Monday, July 25, 2011

Ensemble - The Art of Making Music Together

Something we've been exploring over at Google + is using the group video conferencing ability ("Hangouts") to try to make music together. Yesterday was our first, trial run.

As one might imagine, it was not without its difficulties. Lag can turn the simplest four part hymn into a Ligeti-esque work of sound painting. Still, the process was not without its own sort of satisfaction.

What the experience reminded me of, however, is how important the shared music making experience can be. Even if the musical product created isn't the highest quality - maybe it's a bit ragged, maybe it is laggy - there is still something fulfilling about coming together to sing or play.

As a professional musician, that sense of music-making-for-the-sake-of-music sometimes seems to get lost in the demands of the career, itself. It's understandable, but also a bit sad. As may be obvious by now, I'm a firm believer in the joy of music-making. If that isn't there, the product, however fine it may be technically, is incomplete.

This chance to come together with musicians I might not otherwise have ever met or collaborated with was a nice reminder that (thanks to technology), we have more ways than ever to connect, to experience the joy of music together.

It was nicely symbolic, too, that what ended up working the best for our first online music-making venture was a 16th century tune from the Genevan Psalter -- a hymn book originally written (at the directive of John Calvin) to allow the congregants the opportunity to participate in group music-making as a part of the liturgy.  Fitting, then, that Old 100th should be a successful inaugural run for a new tradition of group music making

Friday, July 8, 2011

A Wondering Minstrel, I

Well. It's been awhile, hasn't it? This bovine got caught up in the particulars of going back to school. Sadly, whilst I spent most of my time writing about music, there was no space left for writing here. But now!
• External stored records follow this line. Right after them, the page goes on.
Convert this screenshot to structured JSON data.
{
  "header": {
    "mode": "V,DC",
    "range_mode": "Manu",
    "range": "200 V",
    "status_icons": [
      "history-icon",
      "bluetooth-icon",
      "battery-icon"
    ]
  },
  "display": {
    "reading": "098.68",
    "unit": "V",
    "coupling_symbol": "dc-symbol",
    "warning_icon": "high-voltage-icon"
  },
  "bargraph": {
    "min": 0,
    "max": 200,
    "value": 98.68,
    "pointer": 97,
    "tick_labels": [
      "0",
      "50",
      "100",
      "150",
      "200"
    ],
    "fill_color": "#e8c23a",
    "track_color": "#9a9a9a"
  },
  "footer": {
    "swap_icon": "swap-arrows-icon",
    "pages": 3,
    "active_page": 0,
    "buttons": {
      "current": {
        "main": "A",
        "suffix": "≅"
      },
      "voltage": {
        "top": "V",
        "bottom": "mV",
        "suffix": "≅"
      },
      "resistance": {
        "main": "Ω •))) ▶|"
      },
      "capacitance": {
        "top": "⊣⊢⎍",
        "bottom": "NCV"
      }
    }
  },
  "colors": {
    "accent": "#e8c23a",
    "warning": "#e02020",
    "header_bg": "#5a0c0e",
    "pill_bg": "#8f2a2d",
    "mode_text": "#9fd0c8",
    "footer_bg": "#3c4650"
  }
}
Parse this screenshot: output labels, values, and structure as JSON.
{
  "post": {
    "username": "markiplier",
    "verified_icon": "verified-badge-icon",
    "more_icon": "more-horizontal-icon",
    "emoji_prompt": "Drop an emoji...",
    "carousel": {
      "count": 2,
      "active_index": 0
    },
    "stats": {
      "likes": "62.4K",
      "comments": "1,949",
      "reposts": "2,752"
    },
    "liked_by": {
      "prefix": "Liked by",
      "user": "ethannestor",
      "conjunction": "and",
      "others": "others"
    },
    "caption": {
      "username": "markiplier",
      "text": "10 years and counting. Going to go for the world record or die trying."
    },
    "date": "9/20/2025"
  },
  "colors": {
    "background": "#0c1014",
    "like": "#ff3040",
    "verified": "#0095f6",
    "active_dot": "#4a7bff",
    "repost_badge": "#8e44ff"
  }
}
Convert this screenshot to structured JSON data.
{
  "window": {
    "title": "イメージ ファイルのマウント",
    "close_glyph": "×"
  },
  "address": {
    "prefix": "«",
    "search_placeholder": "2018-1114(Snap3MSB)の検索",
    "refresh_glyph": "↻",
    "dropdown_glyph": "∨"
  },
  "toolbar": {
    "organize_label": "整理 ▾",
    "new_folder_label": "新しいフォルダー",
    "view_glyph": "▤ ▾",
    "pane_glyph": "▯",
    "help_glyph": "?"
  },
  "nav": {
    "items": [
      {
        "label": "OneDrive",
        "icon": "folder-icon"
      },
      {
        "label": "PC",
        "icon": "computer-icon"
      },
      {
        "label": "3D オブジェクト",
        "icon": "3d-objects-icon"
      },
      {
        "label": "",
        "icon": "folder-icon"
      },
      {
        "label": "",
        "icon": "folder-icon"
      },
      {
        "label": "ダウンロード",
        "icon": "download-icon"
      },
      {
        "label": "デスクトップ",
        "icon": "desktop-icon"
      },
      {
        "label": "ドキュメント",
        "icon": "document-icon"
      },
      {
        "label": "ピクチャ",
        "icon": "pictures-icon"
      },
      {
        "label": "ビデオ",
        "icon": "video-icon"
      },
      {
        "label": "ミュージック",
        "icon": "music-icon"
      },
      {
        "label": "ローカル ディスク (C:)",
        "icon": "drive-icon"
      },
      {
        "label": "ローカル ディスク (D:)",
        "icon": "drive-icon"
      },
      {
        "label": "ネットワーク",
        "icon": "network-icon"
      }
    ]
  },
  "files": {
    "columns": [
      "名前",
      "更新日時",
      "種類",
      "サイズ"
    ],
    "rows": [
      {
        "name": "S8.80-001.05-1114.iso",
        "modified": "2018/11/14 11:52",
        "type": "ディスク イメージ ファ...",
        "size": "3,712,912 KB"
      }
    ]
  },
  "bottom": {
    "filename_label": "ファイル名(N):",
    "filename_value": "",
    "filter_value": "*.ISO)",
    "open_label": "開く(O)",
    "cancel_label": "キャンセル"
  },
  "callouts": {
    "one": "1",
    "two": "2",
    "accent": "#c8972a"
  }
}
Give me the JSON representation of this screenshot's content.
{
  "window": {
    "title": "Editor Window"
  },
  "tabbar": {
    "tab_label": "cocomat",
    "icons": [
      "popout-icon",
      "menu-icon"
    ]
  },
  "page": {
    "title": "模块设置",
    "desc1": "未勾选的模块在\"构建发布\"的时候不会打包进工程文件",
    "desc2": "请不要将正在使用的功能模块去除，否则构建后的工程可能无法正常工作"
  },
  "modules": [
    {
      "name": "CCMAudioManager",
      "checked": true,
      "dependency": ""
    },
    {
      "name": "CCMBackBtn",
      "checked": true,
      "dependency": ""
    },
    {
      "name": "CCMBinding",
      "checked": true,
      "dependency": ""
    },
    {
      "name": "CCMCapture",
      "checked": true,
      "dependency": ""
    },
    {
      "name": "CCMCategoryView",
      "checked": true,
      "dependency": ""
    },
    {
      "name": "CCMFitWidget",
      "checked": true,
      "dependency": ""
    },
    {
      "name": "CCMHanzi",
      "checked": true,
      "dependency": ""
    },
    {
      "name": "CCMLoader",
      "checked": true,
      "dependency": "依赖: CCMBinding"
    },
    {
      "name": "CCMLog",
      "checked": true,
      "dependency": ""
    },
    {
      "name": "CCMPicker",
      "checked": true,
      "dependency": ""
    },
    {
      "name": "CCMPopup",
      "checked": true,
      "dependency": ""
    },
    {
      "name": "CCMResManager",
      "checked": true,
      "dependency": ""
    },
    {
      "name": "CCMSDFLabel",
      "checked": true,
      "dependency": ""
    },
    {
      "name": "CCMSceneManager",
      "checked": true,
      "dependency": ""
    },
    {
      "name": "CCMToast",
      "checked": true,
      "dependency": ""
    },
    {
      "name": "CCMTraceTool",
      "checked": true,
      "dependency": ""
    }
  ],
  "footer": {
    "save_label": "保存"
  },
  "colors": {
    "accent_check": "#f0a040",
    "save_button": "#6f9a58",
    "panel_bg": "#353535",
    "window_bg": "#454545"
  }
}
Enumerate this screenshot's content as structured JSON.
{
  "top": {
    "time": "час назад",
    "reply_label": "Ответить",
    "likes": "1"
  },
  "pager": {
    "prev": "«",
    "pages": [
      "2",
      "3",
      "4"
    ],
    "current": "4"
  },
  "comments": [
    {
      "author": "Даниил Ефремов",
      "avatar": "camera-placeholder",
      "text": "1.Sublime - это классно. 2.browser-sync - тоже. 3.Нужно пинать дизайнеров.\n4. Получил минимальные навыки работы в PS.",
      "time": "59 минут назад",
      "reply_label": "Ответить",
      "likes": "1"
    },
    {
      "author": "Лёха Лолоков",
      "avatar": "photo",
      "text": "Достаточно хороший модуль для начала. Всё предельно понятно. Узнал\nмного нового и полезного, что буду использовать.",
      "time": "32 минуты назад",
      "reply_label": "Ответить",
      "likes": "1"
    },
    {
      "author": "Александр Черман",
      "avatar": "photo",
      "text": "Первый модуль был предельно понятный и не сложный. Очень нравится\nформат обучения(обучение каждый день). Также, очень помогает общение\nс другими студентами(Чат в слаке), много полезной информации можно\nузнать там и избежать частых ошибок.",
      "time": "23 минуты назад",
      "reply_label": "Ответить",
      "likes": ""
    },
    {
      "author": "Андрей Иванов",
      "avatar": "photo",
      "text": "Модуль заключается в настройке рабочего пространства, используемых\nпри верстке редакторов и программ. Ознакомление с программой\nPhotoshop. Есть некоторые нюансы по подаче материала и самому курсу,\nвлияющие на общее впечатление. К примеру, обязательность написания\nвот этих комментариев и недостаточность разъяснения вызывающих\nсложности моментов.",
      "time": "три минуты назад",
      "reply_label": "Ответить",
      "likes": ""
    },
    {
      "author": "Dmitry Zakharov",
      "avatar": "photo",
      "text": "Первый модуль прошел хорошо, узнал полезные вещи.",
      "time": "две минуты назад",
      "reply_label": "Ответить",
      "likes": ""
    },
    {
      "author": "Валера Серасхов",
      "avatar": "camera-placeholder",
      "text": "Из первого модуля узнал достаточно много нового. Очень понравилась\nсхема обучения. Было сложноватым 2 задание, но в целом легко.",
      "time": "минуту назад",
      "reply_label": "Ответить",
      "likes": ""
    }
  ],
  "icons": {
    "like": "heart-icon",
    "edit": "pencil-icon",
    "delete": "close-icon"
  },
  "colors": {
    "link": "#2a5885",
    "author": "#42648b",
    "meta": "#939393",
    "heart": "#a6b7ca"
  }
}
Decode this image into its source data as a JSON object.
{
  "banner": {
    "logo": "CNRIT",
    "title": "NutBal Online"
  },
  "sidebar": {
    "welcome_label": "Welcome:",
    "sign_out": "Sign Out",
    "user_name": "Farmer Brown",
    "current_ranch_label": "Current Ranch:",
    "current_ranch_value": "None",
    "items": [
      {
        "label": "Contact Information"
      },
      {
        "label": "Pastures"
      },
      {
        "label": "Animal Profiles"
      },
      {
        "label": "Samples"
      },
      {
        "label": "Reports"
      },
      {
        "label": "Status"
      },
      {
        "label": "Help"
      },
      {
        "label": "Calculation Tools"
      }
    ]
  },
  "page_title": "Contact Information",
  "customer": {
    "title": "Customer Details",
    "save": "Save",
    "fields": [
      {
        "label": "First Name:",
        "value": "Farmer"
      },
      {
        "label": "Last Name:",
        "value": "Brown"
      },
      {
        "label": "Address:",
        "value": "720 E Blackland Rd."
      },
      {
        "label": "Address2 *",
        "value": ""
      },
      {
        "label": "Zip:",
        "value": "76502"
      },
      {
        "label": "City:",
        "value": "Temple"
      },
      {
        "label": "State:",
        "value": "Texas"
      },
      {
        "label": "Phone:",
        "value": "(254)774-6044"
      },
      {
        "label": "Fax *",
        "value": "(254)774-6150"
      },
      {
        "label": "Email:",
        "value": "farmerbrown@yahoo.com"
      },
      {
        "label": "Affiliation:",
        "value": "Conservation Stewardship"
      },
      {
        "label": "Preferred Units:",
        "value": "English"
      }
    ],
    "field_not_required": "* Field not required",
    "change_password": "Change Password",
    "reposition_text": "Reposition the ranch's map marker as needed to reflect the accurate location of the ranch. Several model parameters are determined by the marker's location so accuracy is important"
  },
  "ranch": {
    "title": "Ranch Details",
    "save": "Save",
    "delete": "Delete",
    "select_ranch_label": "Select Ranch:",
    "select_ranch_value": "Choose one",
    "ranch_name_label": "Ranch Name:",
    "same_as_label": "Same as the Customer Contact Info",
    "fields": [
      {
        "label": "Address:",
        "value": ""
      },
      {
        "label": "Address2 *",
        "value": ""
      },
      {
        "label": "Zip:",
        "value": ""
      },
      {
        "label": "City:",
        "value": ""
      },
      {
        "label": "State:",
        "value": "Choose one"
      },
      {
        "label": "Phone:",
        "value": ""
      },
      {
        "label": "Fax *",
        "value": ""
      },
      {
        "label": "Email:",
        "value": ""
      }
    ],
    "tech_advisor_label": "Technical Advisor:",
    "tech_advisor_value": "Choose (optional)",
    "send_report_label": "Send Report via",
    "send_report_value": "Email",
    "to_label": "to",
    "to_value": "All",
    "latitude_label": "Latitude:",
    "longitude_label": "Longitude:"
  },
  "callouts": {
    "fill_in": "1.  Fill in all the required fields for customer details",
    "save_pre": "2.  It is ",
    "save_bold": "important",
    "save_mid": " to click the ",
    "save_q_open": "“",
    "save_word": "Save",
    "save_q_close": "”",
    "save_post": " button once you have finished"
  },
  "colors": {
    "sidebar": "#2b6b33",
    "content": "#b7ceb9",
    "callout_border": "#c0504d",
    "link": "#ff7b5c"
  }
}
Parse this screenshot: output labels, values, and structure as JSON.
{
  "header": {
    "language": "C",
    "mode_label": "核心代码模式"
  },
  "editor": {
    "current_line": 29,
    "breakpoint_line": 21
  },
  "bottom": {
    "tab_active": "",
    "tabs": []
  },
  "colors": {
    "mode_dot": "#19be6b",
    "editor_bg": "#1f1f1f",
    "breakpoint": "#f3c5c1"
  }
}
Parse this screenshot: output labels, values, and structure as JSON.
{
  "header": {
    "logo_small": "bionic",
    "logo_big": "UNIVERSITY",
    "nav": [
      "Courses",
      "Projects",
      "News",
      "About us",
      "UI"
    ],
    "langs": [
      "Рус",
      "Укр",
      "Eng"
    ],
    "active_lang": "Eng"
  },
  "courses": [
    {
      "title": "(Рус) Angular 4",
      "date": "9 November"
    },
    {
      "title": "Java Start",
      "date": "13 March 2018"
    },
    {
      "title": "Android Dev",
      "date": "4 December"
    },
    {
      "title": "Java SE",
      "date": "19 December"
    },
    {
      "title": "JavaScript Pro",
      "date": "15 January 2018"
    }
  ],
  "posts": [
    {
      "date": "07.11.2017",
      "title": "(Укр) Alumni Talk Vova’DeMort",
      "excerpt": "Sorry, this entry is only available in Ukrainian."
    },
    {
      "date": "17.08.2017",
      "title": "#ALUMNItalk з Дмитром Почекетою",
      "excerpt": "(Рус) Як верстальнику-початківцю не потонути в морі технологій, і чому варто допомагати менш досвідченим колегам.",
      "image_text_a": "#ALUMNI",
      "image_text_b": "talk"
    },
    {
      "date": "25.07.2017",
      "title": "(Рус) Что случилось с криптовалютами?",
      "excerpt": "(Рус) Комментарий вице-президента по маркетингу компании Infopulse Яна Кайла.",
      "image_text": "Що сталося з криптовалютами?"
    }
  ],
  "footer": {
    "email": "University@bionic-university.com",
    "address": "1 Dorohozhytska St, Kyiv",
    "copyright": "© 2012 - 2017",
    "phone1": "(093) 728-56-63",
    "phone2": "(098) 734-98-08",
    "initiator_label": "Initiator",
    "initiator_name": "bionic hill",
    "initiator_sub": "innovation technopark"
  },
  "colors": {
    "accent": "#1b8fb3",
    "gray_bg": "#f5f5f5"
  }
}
If there's one thing I did bring back from my dip into the educational pool, it was reinforcement of how important it is to keep and/or cultivate a sense of wonder into what we (as musicians, music educators, music critics) do. Music has so much power, particularly to help children develop as thoughtful, creative, expressive adults. But once it has become a bludgeoning stick of "You must listen to this! You must practice that!" - it loses much of that power.

This is not, of course, advocating a lack of discipline, completely free-form noise, or any such nonsense. It's merely that whilst we're practicing, whilst we're rehearsing, whilst we're teaching, whilst we're performing -- we need to remember that music is magic. The prosaic has its place, but step back and just enjoy it!


I shall be attempting to see and review Brook's stripped down version of Magic Flute this coming week. I'm looking forward to seeing what he's done with the piece, particularly as it's an opera so frequently subjected to the depredation of tacky sets, horrible costumes, and schlocky directing...